Records from a data source:
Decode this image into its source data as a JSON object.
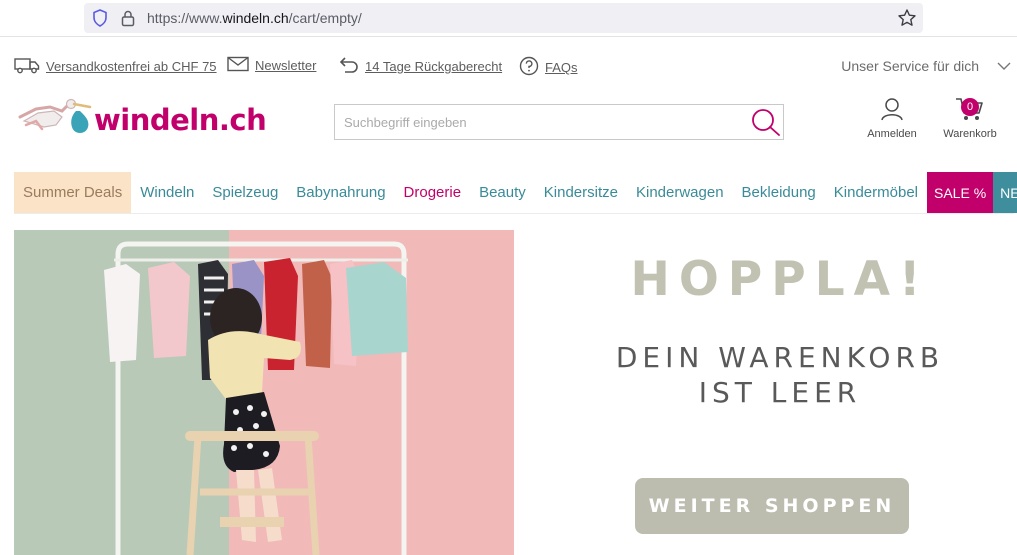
{
  "browser": {
    "url_prefix": "https://www.",
    "url_host": "windeln.ch",
    "url_path": "/cart/empty/"
  },
  "topbar": {
    "links": [
      {
        "label": "Versandkostenfrei ab CHF 75",
        "icon": "truck-icon"
      },
      {
        "label": "Newsletter",
        "icon": "envelope-icon"
      },
      {
        "label": "14 Tage Rückgaberecht",
        "icon": "return-arrow-icon"
      },
      {
        "label": "FAQs",
        "icon": "question-icon"
      }
    ],
    "service_label": "Unser Service für dich"
  },
  "header": {
    "logo_text": "windeln.ch",
    "search_placeholder": "Suchbegriff eingeben",
    "account_label": "Anmelden",
    "cart_label": "Warenkorb",
    "cart_count": "0"
  },
  "nav": {
    "items": [
      "Summer Deals",
      "Windeln",
      "Spielzeug",
      "Babynahrung",
      "Drogerie",
      "Beauty",
      "Kindersitze",
      "Kinderwagen",
      "Bekleidung",
      "Kindermöbel",
      "SALE %",
      "NEU"
    ]
  },
  "hero": {
    "title": "HOPPLA!",
    "subtitle_line1": "DEIN WARENKORB",
    "subtitle_line2": "IST LEER",
    "cta_label": "WEITER SHOPPEN"
  },
  "colors": {
    "brand": "#c2006b",
    "nav_text": "#3a8b99",
    "deals_bg": "#fbe3c7",
    "neu_bg": "#3e8e9e",
    "cta_bg": "#bcbcaf"
  }
}
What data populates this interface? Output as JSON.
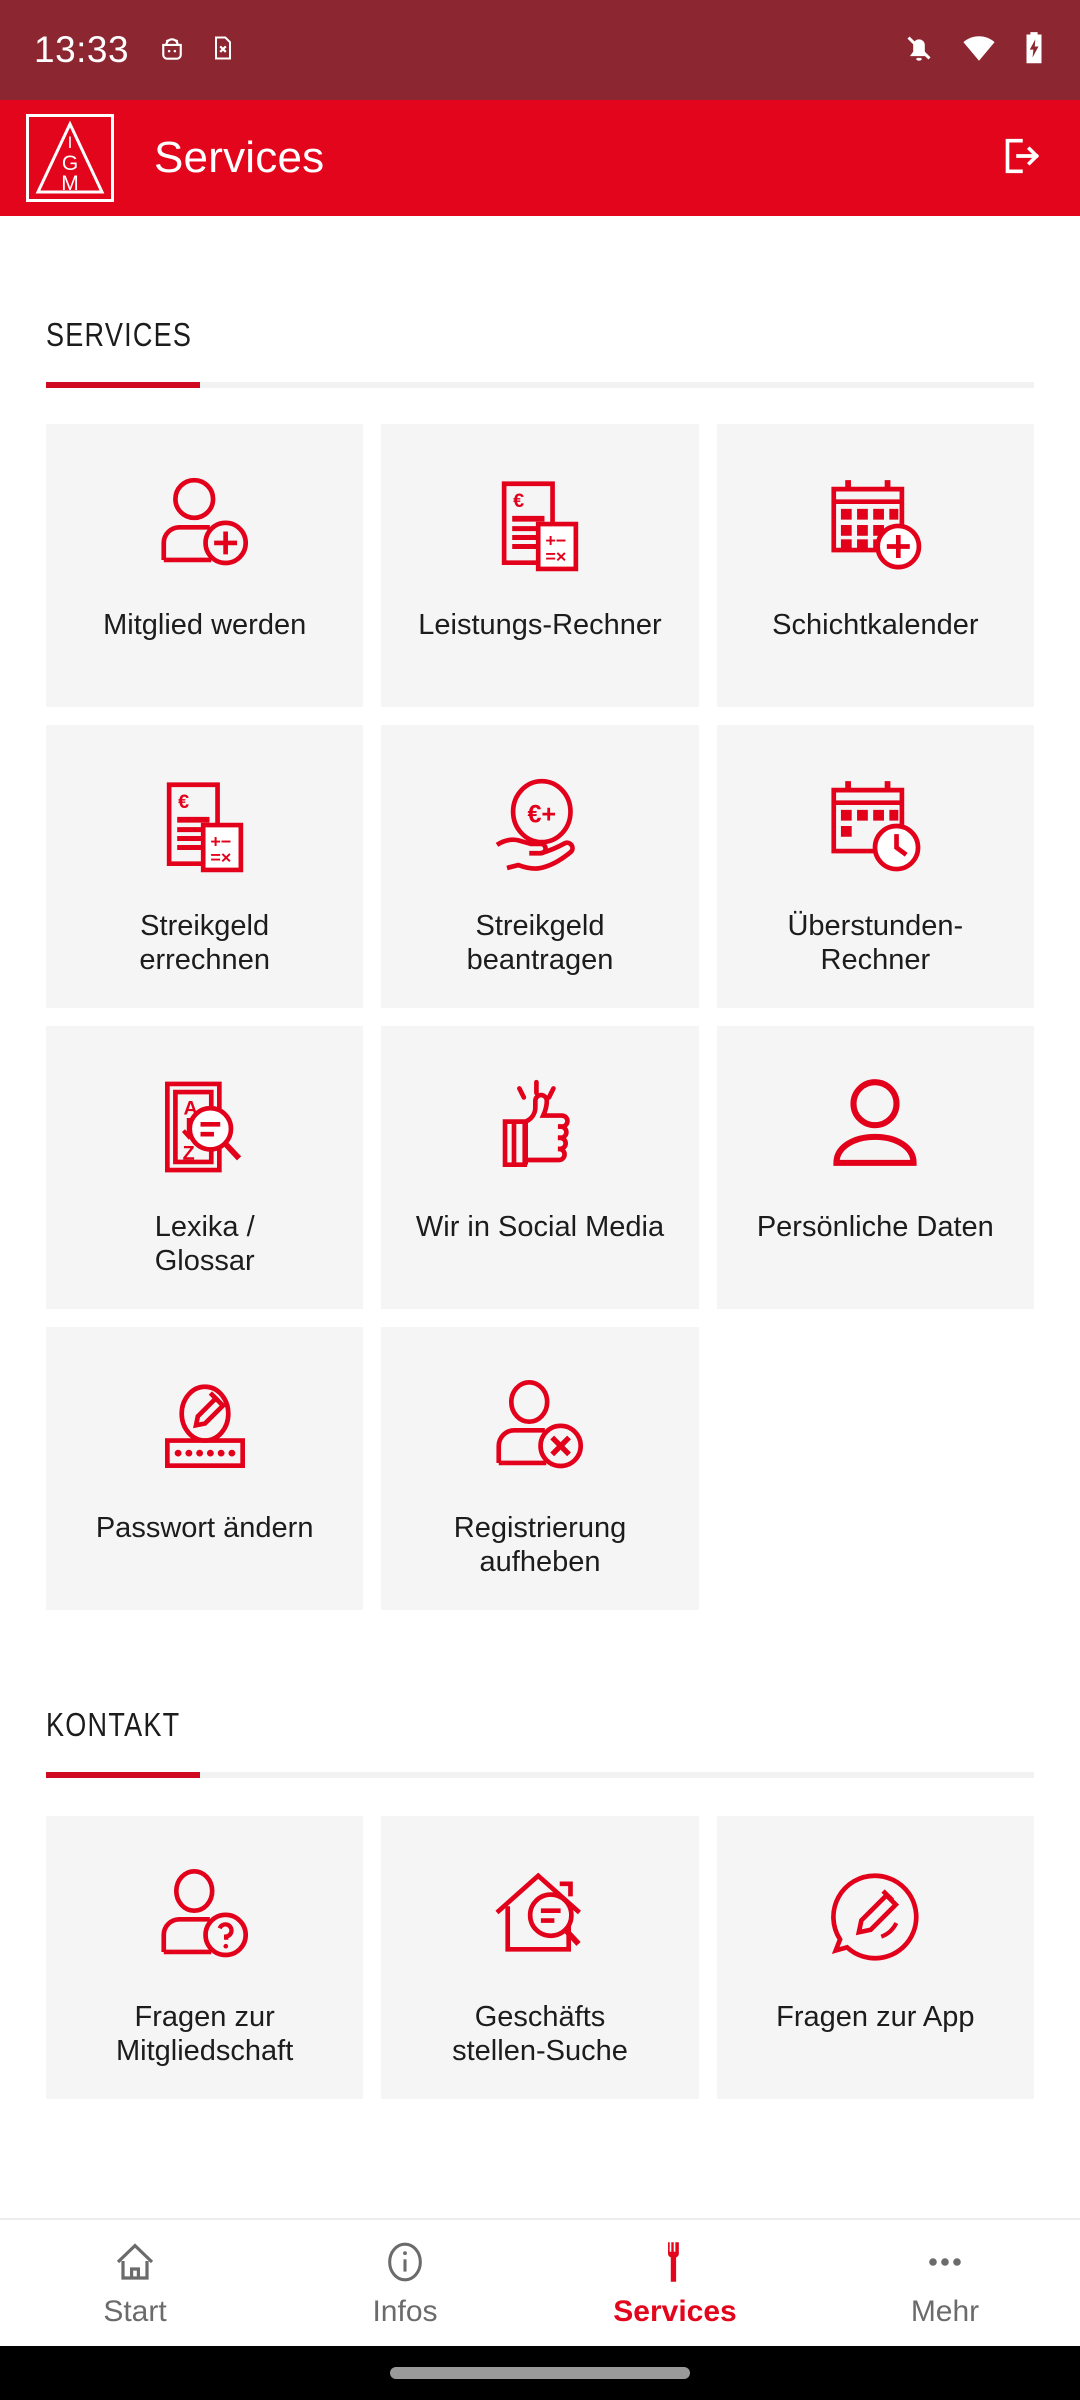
{
  "status_bar": {
    "time": "13:33",
    "left_icons": [
      "android-debug-icon",
      "sim-card-error-icon"
    ],
    "right_icons": [
      "notifications-off-icon",
      "wifi-icon",
      "battery-charging-icon"
    ],
    "background_color": "#8C2630"
  },
  "app_bar": {
    "logo": "ig-metall-logo",
    "title": "Services",
    "logout_icon": "logout-icon",
    "background_color": "#E3051B"
  },
  "sections": [
    {
      "id": "services",
      "title": "SERVICES",
      "accent_color": "#D00B21",
      "tiles": [
        {
          "label": "Mitglied werden",
          "icon": "user-add-icon"
        },
        {
          "label": "Leistungs-Rechner",
          "icon": "invoice-calculator-icon"
        },
        {
          "label": "Schichtkalender",
          "icon": "calendar-add-icon"
        },
        {
          "label": "Streikgeld\nerrechnen",
          "icon": "invoice-calculator-icon"
        },
        {
          "label": "Streikgeld\nbeantragen",
          "icon": "hand-euro-plus-icon"
        },
        {
          "label": "Überstunden-\nRechner",
          "icon": "calendar-clock-icon"
        },
        {
          "label": "Lexika /\nGlossar",
          "icon": "glossary-search-icon"
        },
        {
          "label": "Wir in Social Media",
          "icon": "thumbs-up-icon"
        },
        {
          "label": "Persönliche Daten",
          "icon": "user-icon"
        },
        {
          "label": "Passwort ändern",
          "icon": "password-edit-icon"
        },
        {
          "label": "Registrierung\naufheben",
          "icon": "user-remove-icon"
        }
      ]
    },
    {
      "id": "kontakt",
      "title": "KONTAKT",
      "accent_color": "#D00B21",
      "tiles": [
        {
          "label": "Fragen zur\nMitgliedschaft",
          "icon": "user-question-icon"
        },
        {
          "label": "Geschäfts\nstellen-Suche",
          "icon": "house-search-icon"
        },
        {
          "label": "Fragen zur App",
          "icon": "chat-edit-icon"
        }
      ]
    }
  ],
  "bottom_nav": {
    "items": [
      {
        "label": "Start",
        "icon": "home-icon",
        "active": false
      },
      {
        "label": "Infos",
        "icon": "info-icon",
        "active": false
      },
      {
        "label": "Services",
        "icon": "wrench-icon",
        "active": true
      },
      {
        "label": "Mehr",
        "icon": "more-dots-icon",
        "active": false
      }
    ],
    "active_color": "#E3051B",
    "inactive_color": "#6b6b6b"
  },
  "theme": {
    "brand_red": "#E3051B",
    "icon_red": "#E2001A",
    "tile_bg": "#F5F5F5",
    "text": "#1c1c1c"
  }
}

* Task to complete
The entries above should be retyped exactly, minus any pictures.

* Solution for this problem
Decode this image into its source data as a JSON object.
{
  "browser": {
    "url_prefix": "https://www.",
    "url_host": "windeln.ch",
    "url_path": "/cart/empty/"
  },
  "topbar": {
    "links": [
      {
        "label": "Versandkostenfrei ab CHF 75",
        "icon": "truck-icon"
      },
      {
        "label": "Newsletter",
        "icon": "envelope-icon"
      },
      {
        "label": "14 Tage Rückgaberecht",
        "icon": "return-arrow-icon"
      },
      {
        "label": "FAQs",
        "icon": "question-icon"
      }
    ],
    "service_label": "Unser Service für dich"
  },
  "header": {
    "logo_text": "windeln.ch",
    "search_placeholder": "Suchbegriff eingeben",
    "account_label": "Anmelden",
    "cart_label": "Warenkorb",
    "cart_count": "0"
  },
  "nav": {
    "items": [
      "Summer Deals",
      "Windeln",
      "Spielzeug",
      "Babynahrung",
      "Drogerie",
      "Beauty",
      "Kindersitze",
      "Kinderwagen",
      "Bekleidung",
      "Kindermöbel",
      "SALE %",
      "NEU"
    ]
  },
  "hero": {
    "title": "HOPPLA!",
    "subtitle_line1": "DEIN WARENKORB",
    "subtitle_line2": "IST LEER",
    "cta_label": "WEITER SHOPPEN"
  },
  "colors": {
    "brand": "#c2006b",
    "nav_text": "#3a8b99",
    "deals_bg": "#fbe3c7",
    "neu_bg": "#3e8e9e",
    "cta_bg": "#bcbcaf"
  }
}
What data populates this interface? Output as JSON.
{
  "status_bar": {
    "time": "13:33",
    "left_icons": [
      "android-debug-icon",
      "sim-card-error-icon"
    ],
    "right_icons": [
      "notifications-off-icon",
      "wifi-icon",
      "battery-charging-icon"
    ],
    "background_color": "#8C2630"
  },
  "app_bar": {
    "logo": "ig-metall-logo",
    "title": "Services",
    "logout_icon": "logout-icon",
    "background_color": "#E3051B"
  },
  "sections": [
    {
      "id": "services",
      "title": "SERVICES",
      "accent_color": "#D00B21",
      "tiles": [
        {
          "label": "Mitglied werden",
          "icon": "user-add-icon"
        },
        {
          "label": "Leistungs-Rechner",
          "icon": "invoice-calculator-icon"
        },
        {
          "label": "Schichtkalender",
          "icon": "calendar-add-icon"
        },
        {
          "label": "Streikgeld\nerrechnen",
          "icon": "invoice-calculator-icon"
        },
        {
          "label": "Streikgeld\nbeantragen",
          "icon": "hand-euro-plus-icon"
        },
        {
          "label": "Überstunden-\nRechner",
          "icon": "calendar-clock-icon"
        },
        {
          "label": "Lexika /\nGlossar",
          "icon": "glossary-search-icon"
        },
        {
          "label": "Wir in Social Media",
          "icon": "thumbs-up-icon"
        },
        {
          "label": "Persönliche Daten",
          "icon": "user-icon"
        },
        {
          "label": "Passwort ändern",
          "icon": "password-edit-icon"
        },
        {
          "label": "Registrierung\naufheben",
          "icon": "user-remove-icon"
        }
      ]
    },
    {
      "id": "kontakt",
      "title": "KONTAKT",
      "accent_color": "#D00B21",
      "tiles": [
        {
          "label": "Fragen zur\nMitgliedschaft",
          "icon": "user-question-icon"
        },
        {
          "label": "Geschäfts\nstellen-Suche",
          "icon": "house-search-icon"
        },
        {
          "label": "Fragen zur App",
          "icon": "chat-edit-icon"
        }
      ]
    }
  ],
  "bottom_nav": {
    "items": [
      {
        "label": "Start",
        "icon": "home-icon",
        "active": false
      },
      {
        "label": "Infos",
        "icon": "info-icon",
        "active": false
      },
      {
        "label": "Services",
        "icon": "wrench-icon",
        "active": true
      },
      {
        "label": "Mehr",
        "icon": "more-dots-icon",
        "active": false
      }
    ],
    "active_color": "#E3051B",
    "inactive_color": "#6b6b6b"
  },
  "theme": {
    "brand_red": "#E3051B",
    "icon_red": "#E2001A",
    "tile_bg": "#F5F5F5",
    "text": "#1c1c1c"
  }
}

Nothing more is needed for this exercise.